Data records
==========

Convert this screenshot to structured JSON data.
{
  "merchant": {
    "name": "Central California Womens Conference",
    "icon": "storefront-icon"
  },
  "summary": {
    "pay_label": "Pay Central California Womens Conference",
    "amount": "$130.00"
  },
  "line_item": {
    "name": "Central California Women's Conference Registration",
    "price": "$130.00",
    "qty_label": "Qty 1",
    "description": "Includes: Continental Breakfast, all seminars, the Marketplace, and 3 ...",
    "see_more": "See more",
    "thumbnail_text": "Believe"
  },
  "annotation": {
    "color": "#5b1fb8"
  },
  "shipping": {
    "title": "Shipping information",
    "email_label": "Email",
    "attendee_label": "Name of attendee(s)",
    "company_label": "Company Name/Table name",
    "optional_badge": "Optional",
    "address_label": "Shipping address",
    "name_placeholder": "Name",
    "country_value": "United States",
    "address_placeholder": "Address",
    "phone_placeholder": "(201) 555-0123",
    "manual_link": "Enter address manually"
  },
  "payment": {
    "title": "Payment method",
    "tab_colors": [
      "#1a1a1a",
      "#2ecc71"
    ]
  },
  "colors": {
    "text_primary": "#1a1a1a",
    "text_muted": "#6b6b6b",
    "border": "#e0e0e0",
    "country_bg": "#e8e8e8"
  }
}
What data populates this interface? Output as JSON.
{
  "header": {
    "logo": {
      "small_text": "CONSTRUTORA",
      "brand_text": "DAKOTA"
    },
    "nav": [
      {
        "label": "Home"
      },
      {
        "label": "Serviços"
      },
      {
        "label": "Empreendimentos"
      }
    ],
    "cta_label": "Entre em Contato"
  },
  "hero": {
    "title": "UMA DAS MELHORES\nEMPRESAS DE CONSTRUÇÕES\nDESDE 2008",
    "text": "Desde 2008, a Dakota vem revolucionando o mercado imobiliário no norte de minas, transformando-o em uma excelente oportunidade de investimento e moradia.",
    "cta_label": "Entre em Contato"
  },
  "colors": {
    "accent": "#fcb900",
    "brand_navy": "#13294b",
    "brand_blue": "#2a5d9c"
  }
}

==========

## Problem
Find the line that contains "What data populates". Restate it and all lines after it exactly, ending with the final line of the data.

## Answer area
What data populates this interface? Output as JSON.
{
  "header": {
    "logo": {
      "small_text": "CONSTRUTORA",
      "brand_text": "DAKOTA"
    },
    "nav": [
      {
        "label": "Home"
      },
      {
        "label": "Serviços"
      },
      {
        "label": "Empreendimentos"
      }
    ],
    "cta_label": "Entre em Contato"
  },
  "hero": {
    "title": "UMA DAS MELHORES\nEMPRESAS DE CONSTRUÇÕES\nDESDE 2008",
    "text": "Desde 2008, a Dakota vem revolucionando o mercado imobiliário no norte de minas, transformando-o em uma excelente oportunidade de investimento e moradia.",
    "cta_label": "Entre em Contato"
  },
  "colors": {
    "accent": "#fcb900",
    "brand_navy": "#13294b",
    "brand_blue": "#2a5d9c"
  }
}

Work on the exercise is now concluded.